Requirement:
Where a line of the records holds the string "label", copy that line.

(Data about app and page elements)
⟨
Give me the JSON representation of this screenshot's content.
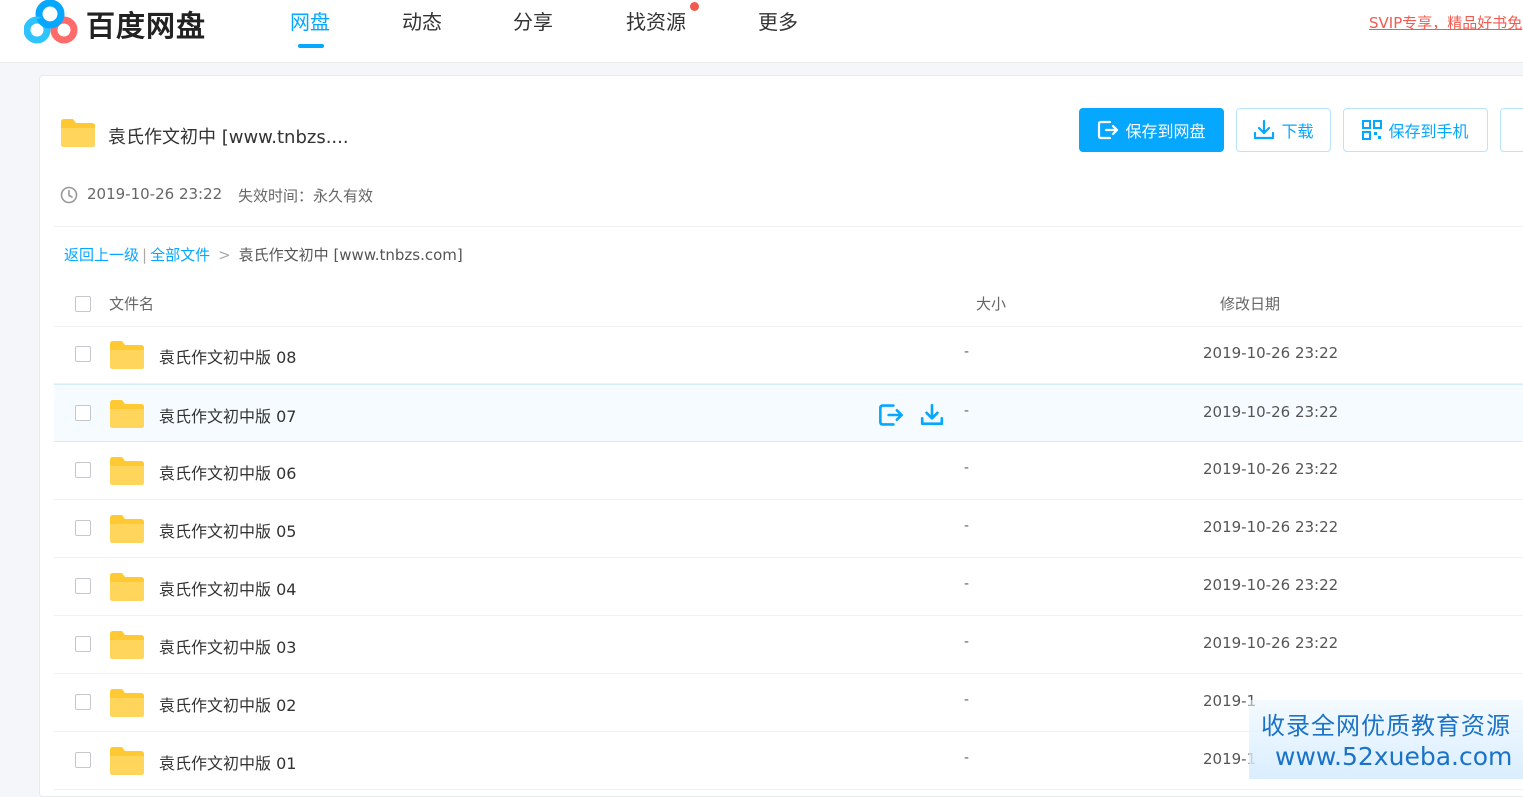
{
  "app": {
    "logo_text": "百度网盘",
    "nav": [
      {
        "label": "网盘",
        "active": true
      },
      {
        "label": "动态",
        "active": false
      },
      {
        "label": "分享",
        "active": false
      },
      {
        "label": "找资源",
        "active": false,
        "has_badge": true
      },
      {
        "label": "更多",
        "active": false
      }
    ],
    "promo_link": "SVIP专享，精品好书免"
  },
  "share": {
    "title": "袁氏作文初中  [www.tnbzs....",
    "created": "2019-10-26 23:22",
    "expire": "失效时间：永久有效",
    "actions": {
      "save_to_disk": "保存到网盘",
      "download": "下载",
      "save_to_phone": "保存到手机"
    }
  },
  "breadcrumb": {
    "back": "返回上一级",
    "divider": "|",
    "all_files": "全部文件",
    "separator": ">",
    "current": "袁氏作文初中 [www.tnbzs.com]"
  },
  "list": {
    "columns": {
      "name": "文件名",
      "size": "大小",
      "modified": "修改日期"
    },
    "rows": [
      {
        "name": "袁氏作文初中版 08",
        "size": "-",
        "modified": "2019-10-26 23:22"
      },
      {
        "name": "袁氏作文初中版 07",
        "size": "-",
        "modified": "2019-10-26 23:22"
      },
      {
        "name": "袁氏作文初中版 06",
        "size": "-",
        "modified": "2019-10-26 23:22"
      },
      {
        "name": "袁氏作文初中版 05",
        "size": "-",
        "modified": "2019-10-26 23:22"
      },
      {
        "name": "袁氏作文初中版 04",
        "size": "-",
        "modified": "2019-10-26 23:22"
      },
      {
        "name": "袁氏作文初中版 03",
        "size": "-",
        "modified": "2019-10-26 23:22"
      },
      {
        "name": "袁氏作文初中版 02",
        "size": "-",
        "modified": "2019-1"
      },
      {
        "name": "袁氏作文初中版 01",
        "size": "-",
        "modified": "2019-1"
      }
    ]
  },
  "watermark": {
    "line1": "收录全网优质教育资源",
    "line2": "www.52xueba.com"
  },
  "colors": {
    "accent": "#06a7ff",
    "badge": "#f25a4f",
    "folder": "#ffd55c"
  },
  "icons": {
    "logo": "cloud-logo-icon",
    "folder": "folder-icon",
    "clock": "clock-icon",
    "save": "save-to-disk-icon",
    "download": "download-icon",
    "phone": "qr-phone-icon"
  }
}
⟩
Worked solution:
        "label": "网盘",
        "label": "动态",
        "label": "分享",
        "label": "找资源",
        "label": "更多",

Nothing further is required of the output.